• [YOUR TASK]
Could you reproduce every record below exactly as it stands?

*** SOURCE MATERIAL ***

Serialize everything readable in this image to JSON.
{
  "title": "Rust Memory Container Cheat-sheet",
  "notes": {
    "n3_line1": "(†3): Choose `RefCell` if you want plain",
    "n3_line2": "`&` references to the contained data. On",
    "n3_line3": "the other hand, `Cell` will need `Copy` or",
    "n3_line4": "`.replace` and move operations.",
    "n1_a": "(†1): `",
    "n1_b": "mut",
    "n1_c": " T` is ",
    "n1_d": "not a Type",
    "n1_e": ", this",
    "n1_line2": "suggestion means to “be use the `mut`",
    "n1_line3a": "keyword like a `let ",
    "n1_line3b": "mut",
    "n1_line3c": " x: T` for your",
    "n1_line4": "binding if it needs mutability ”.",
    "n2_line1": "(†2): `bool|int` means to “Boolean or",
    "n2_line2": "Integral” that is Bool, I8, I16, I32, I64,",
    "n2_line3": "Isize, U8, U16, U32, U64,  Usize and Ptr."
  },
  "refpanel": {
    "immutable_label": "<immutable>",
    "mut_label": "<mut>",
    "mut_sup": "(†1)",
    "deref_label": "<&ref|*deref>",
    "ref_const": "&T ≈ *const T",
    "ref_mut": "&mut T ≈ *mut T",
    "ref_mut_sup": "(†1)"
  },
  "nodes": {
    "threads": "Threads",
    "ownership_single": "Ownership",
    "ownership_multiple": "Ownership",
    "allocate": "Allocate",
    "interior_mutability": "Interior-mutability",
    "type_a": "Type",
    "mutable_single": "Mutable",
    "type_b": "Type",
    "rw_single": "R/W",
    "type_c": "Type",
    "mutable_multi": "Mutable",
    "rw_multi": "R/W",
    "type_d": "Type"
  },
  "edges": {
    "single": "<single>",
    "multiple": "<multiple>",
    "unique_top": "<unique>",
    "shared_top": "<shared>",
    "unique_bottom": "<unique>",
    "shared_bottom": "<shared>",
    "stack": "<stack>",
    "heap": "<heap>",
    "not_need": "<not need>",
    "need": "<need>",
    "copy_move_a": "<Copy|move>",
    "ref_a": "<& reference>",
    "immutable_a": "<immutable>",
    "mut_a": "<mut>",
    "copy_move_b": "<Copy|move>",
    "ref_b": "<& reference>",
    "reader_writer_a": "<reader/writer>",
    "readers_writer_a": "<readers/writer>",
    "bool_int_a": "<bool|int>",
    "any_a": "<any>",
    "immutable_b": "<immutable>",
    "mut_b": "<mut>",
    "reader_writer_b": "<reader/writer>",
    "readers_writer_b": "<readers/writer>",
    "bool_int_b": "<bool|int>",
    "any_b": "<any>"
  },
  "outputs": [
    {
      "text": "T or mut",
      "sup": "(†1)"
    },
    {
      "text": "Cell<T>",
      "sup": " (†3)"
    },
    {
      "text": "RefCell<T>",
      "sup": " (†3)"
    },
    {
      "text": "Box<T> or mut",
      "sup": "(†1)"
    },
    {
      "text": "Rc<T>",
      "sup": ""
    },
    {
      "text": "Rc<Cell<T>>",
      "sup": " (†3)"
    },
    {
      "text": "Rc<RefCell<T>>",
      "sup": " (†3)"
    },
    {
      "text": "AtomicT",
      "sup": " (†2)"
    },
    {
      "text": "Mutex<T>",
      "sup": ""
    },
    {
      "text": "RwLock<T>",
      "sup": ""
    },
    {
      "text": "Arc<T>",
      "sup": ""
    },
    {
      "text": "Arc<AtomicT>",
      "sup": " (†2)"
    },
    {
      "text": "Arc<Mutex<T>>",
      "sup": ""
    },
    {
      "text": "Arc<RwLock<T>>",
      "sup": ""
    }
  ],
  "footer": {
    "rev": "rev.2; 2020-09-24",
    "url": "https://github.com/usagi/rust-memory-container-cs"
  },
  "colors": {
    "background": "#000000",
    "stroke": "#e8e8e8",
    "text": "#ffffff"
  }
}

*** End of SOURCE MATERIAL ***

• [TASK RESPONSE]
Serialize everything readable in this image to JSON.
{
  "title": "Rust Memory Container Cheat-sheet",
  "notes": {
    "n3_line1": "(†3): Choose `RefCell` if you want plain",
    "n3_line2": "`&` references to the contained data. On",
    "n3_line3": "the other hand, `Cell` will need `Copy` or",
    "n3_line4": "`.replace` and move operations.",
    "n1_a": "(†1): `",
    "n1_b": "mut",
    "n1_c": " T` is ",
    "n1_d": "not a Type",
    "n1_e": ", this",
    "n1_line2": "suggestion means to “be use the `mut`",
    "n1_line3a": "keyword like a `let ",
    "n1_line3b": "mut",
    "n1_line3c": " x: T` for your",
    "n1_line4": "binding if it needs mutability ”.",
    "n2_line1": "(†2): `bool|int` means to “Boolean or",
    "n2_line2": "Integral” that is Bool, I8, I16, I32, I64,",
    "n2_line3": "Isize, U8, U16, U32, U64,  Usize and Ptr."
  },
  "refpanel": {
    "immutable_label": "<immutable>",
    "mut_label": "<mut>",
    "mut_sup": "(†1)",
    "deref_label": "<&ref|*deref>",
    "ref_const": "&T ≈ *const T",
    "ref_mut": "&mut T ≈ *mut T",
    "ref_mut_sup": "(†1)"
  },
  "nodes": {
    "threads": "Threads",
    "ownership_single": "Ownership",
    "ownership_multiple": "Ownership",
    "allocate": "Allocate",
    "interior_mutability": "Interior-mutability",
    "type_a": "Type",
    "mutable_single": "Mutable",
    "type_b": "Type",
    "rw_single": "R/W",
    "type_c": "Type",
    "mutable_multi": "Mutable",
    "rw_multi": "R/W",
    "type_d": "Type"
  },
  "edges": {
    "single": "<single>",
    "multiple": "<multiple>",
    "unique_top": "<unique>",
    "shared_top": "<shared>",
    "unique_bottom": "<unique>",
    "shared_bottom": "<shared>",
    "stack": "<stack>",
    "heap": "<heap>",
    "not_need": "<not need>",
    "need": "<need>",
    "copy_move_a": "<Copy|move>",
    "ref_a": "<& reference>",
    "immutable_a": "<immutable>",
    "mut_a": "<mut>",
    "copy_move_b": "<Copy|move>",
    "ref_b": "<& reference>",
    "reader_writer_a": "<reader/writer>",
    "readers_writer_a": "<readers/writer>",
    "bool_int_a": "<bool|int>",
    "any_a": "<any>",
    "immutable_b": "<immutable>",
    "mut_b": "<mut>",
    "reader_writer_b": "<reader/writer>",
    "readers_writer_b": "<readers/writer>",
    "bool_int_b": "<bool|int>",
    "any_b": "<any>"
  },
  "outputs": [
    {
      "text": "T or mut",
      "sup": "(†1)"
    },
    {
      "text": "Cell<T>",
      "sup": " (†3)"
    },
    {
      "text": "RefCell<T>",
      "sup": " (†3)"
    },
    {
      "text": "Box<T> or mut",
      "sup": "(†1)"
    },
    {
      "text": "Rc<T>",
      "sup": ""
    },
    {
      "text": "Rc<Cell<T>>",
      "sup": " (†3)"
    },
    {
      "text": "Rc<RefCell<T>>",
      "sup": " (†3)"
    },
    {
      "text": "AtomicT",
      "sup": " (†2)"
    },
    {
      "text": "Mutex<T>",
      "sup": ""
    },
    {
      "text": "RwLock<T>",
      "sup": ""
    },
    {
      "text": "Arc<T>",
      "sup": ""
    },
    {
      "text": "Arc<AtomicT>",
      "sup": " (†2)"
    },
    {
      "text": "Arc<Mutex<T>>",
      "sup": ""
    },
    {
      "text": "Arc<RwLock<T>>",
      "sup": ""
    }
  ],
  "footer": {
    "rev": "rev.2; 2020-09-24",
    "url": "https://github.com/usagi/rust-memory-container-cs"
  },
  "colors": {
    "background": "#000000",
    "stroke": "#e8e8e8",
    "text": "#ffffff"
  }
}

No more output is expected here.